Try it: Each line that holds the word "chiaraferragni" counts once; give the total for the records below and nothing else.

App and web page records
-- Opening Marker --

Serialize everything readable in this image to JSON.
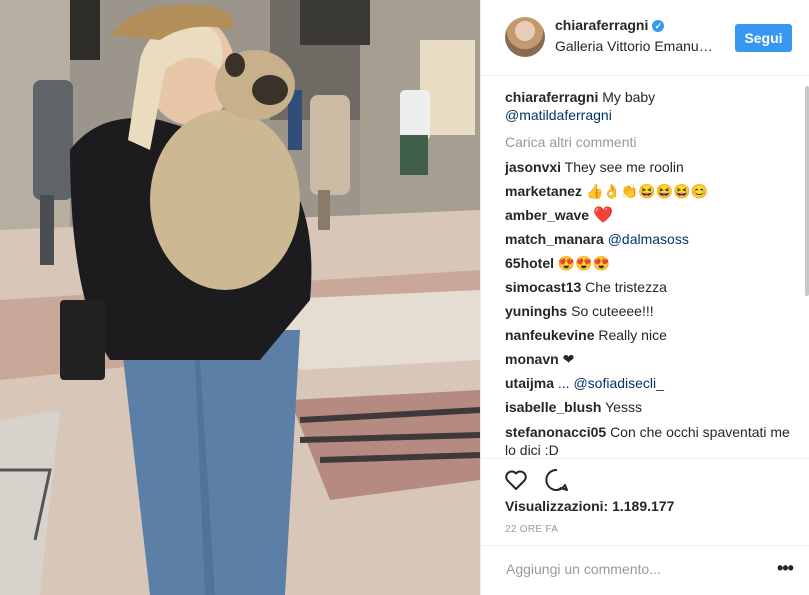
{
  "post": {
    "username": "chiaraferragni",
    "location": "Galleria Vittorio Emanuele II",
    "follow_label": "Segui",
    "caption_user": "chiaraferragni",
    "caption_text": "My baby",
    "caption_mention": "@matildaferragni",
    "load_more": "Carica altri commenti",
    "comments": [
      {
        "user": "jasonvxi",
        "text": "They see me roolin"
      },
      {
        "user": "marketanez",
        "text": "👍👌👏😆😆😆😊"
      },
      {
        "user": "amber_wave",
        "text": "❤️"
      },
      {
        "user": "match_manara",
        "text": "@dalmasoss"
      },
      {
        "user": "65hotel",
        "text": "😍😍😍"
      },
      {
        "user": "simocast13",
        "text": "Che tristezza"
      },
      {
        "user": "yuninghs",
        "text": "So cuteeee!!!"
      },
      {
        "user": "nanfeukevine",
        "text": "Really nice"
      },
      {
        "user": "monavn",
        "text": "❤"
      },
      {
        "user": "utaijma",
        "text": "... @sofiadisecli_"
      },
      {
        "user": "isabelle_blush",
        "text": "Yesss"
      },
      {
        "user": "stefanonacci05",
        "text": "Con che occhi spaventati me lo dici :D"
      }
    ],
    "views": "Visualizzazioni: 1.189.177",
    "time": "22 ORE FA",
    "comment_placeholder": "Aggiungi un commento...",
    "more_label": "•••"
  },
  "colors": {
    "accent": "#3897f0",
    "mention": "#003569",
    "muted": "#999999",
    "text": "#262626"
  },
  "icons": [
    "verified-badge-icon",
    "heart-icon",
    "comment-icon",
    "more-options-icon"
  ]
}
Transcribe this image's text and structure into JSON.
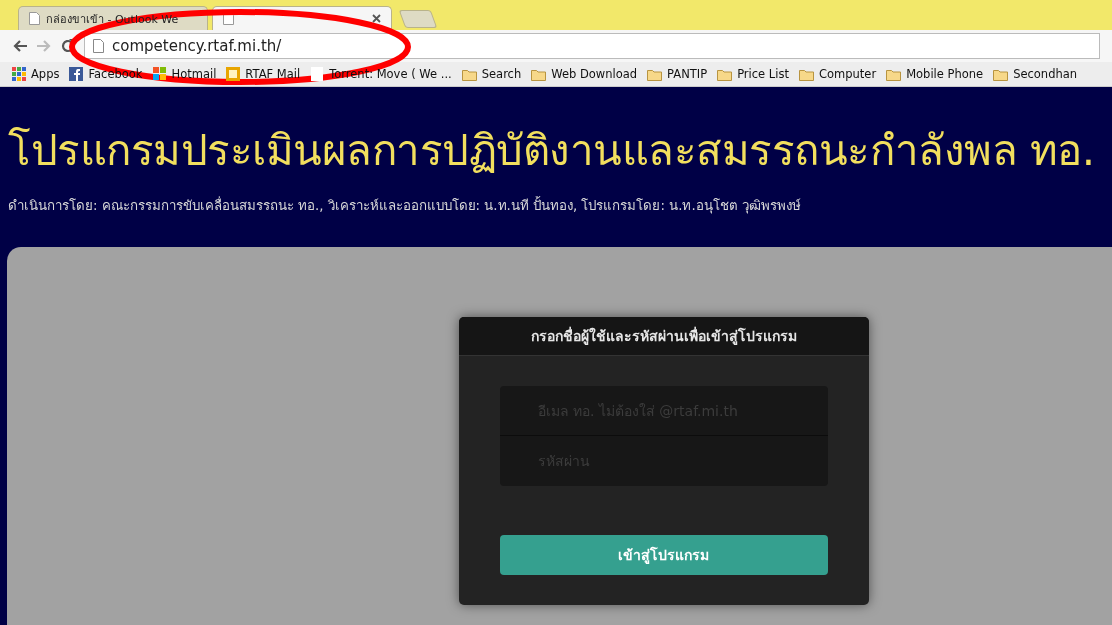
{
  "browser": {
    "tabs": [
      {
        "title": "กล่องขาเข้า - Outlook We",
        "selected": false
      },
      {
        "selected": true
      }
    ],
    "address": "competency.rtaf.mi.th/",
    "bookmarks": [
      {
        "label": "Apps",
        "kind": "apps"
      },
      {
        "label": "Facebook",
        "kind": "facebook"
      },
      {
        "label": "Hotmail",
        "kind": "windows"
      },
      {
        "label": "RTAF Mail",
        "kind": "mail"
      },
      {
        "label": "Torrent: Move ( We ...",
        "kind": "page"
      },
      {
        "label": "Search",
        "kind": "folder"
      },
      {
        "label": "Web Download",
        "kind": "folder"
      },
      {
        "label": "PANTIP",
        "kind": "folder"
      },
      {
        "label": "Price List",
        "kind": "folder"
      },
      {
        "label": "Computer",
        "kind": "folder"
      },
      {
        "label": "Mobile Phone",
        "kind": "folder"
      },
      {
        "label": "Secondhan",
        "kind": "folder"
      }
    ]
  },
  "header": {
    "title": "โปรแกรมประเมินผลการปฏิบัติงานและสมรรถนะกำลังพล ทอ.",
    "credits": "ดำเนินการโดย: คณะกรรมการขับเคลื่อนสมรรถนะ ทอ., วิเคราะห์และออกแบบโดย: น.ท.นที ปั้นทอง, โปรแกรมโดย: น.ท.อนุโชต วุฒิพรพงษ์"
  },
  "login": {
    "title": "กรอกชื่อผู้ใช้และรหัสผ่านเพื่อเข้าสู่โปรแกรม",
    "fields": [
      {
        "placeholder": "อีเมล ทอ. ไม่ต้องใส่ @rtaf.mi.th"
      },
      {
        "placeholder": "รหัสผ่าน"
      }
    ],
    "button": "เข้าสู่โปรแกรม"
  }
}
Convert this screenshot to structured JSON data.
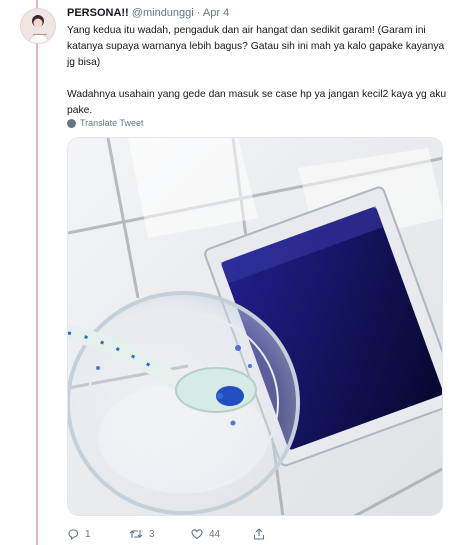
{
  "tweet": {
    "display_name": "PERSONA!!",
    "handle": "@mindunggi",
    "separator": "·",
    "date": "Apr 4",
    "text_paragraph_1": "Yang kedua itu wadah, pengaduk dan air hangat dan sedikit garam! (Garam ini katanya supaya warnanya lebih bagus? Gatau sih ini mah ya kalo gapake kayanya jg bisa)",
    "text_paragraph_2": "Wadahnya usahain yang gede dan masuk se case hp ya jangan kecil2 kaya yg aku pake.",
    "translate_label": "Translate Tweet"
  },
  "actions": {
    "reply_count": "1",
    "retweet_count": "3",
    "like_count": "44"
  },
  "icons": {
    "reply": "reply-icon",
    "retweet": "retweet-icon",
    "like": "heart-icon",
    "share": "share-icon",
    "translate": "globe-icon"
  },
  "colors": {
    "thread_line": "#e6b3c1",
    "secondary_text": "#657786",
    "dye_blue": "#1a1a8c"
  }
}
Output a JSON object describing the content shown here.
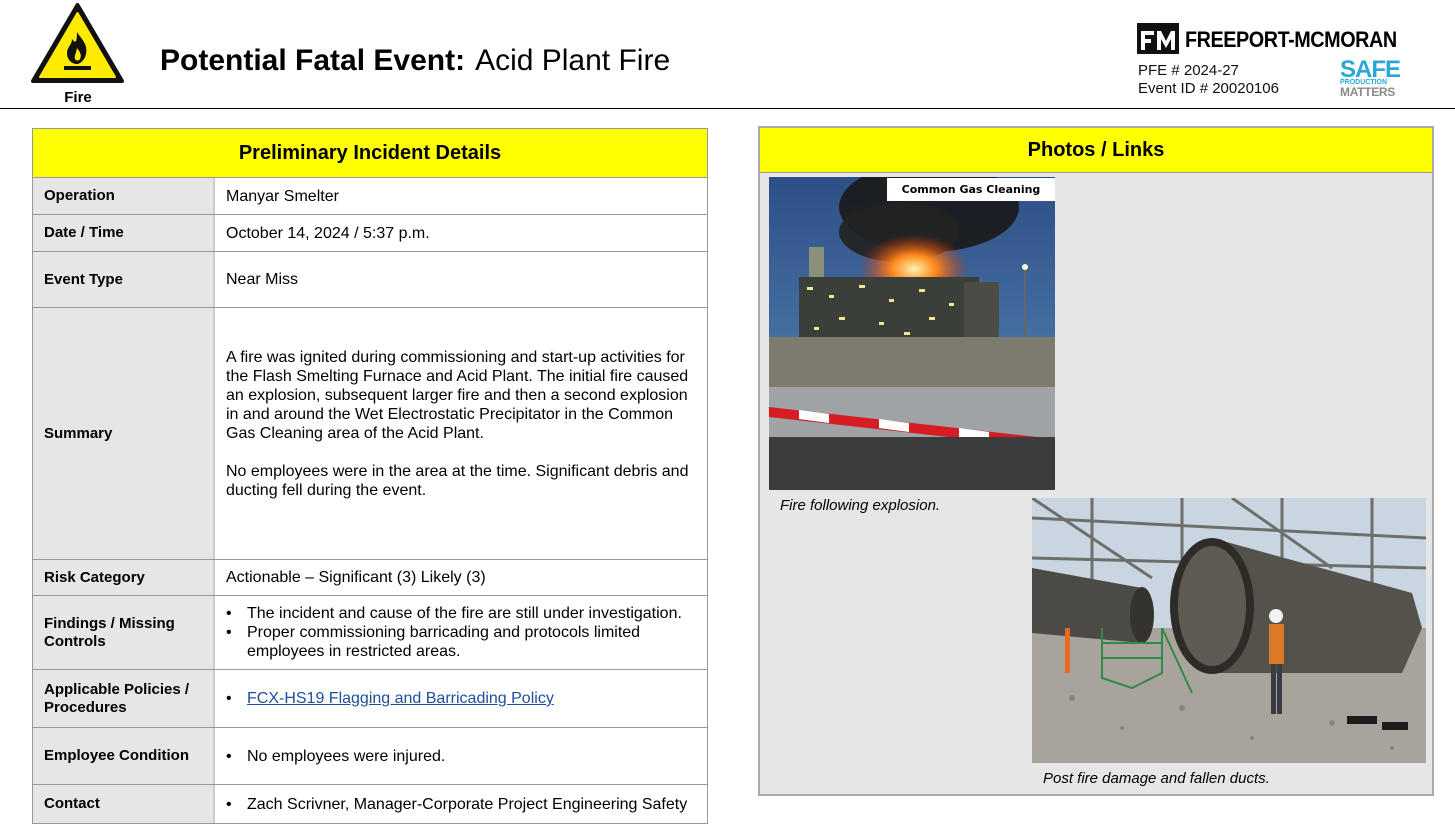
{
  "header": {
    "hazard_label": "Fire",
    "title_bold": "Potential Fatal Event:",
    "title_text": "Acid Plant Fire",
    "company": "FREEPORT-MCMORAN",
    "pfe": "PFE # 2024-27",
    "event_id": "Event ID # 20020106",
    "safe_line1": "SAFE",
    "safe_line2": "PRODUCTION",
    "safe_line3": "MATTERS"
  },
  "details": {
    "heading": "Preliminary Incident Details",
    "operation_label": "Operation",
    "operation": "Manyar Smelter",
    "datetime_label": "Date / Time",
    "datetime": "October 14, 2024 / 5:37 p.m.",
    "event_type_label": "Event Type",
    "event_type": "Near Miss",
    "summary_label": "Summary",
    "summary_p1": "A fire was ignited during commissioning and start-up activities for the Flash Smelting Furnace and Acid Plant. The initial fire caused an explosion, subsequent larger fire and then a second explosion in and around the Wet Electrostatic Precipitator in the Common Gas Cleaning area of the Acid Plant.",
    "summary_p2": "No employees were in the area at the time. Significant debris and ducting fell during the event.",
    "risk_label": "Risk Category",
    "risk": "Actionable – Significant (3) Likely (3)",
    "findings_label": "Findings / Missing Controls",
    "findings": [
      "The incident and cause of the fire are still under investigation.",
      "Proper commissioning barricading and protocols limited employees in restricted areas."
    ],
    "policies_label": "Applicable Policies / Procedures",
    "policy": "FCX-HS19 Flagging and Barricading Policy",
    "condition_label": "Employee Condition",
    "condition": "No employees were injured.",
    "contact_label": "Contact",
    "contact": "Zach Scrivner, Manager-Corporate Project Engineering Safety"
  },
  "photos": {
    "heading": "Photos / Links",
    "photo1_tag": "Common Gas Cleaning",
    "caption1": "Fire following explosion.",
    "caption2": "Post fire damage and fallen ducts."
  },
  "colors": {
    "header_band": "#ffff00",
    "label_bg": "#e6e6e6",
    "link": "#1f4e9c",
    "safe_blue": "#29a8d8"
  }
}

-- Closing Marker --

Response: 2